● **WHAT IS REQUIRED**
Copy out all lines of the material below in which "time" occurs.

● **TASK INPUT**
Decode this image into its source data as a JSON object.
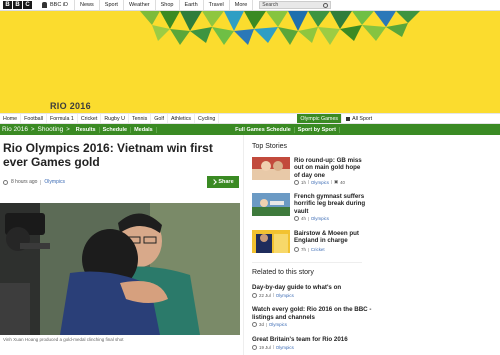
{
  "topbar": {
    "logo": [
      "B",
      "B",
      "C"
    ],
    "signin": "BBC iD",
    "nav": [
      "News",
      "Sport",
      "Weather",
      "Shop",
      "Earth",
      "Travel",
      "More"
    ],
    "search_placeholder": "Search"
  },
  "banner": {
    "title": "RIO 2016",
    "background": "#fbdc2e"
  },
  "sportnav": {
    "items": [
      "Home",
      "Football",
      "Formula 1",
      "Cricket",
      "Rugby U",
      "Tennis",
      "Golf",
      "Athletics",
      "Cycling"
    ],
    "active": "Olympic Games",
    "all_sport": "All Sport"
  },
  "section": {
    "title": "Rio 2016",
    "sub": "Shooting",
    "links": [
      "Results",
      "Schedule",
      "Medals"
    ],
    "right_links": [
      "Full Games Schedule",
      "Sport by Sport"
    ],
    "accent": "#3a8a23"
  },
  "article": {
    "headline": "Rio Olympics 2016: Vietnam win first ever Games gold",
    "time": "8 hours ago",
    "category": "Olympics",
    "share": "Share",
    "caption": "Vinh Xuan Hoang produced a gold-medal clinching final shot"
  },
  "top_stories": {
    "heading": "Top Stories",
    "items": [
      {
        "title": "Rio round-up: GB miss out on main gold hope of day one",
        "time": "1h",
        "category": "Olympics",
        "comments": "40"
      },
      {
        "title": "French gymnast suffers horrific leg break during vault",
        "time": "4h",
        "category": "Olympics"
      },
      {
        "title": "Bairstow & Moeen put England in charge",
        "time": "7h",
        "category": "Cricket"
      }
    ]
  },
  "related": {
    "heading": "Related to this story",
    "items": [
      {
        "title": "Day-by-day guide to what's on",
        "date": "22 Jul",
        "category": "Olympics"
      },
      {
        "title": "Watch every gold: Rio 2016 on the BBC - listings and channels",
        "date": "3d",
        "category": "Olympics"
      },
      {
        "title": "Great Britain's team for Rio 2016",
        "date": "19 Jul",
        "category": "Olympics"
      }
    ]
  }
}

● **YOUR RESPONSE**
    "time": "8 hours ago",
        "time": "1h",
        "time": "4h",
        "time": "7h",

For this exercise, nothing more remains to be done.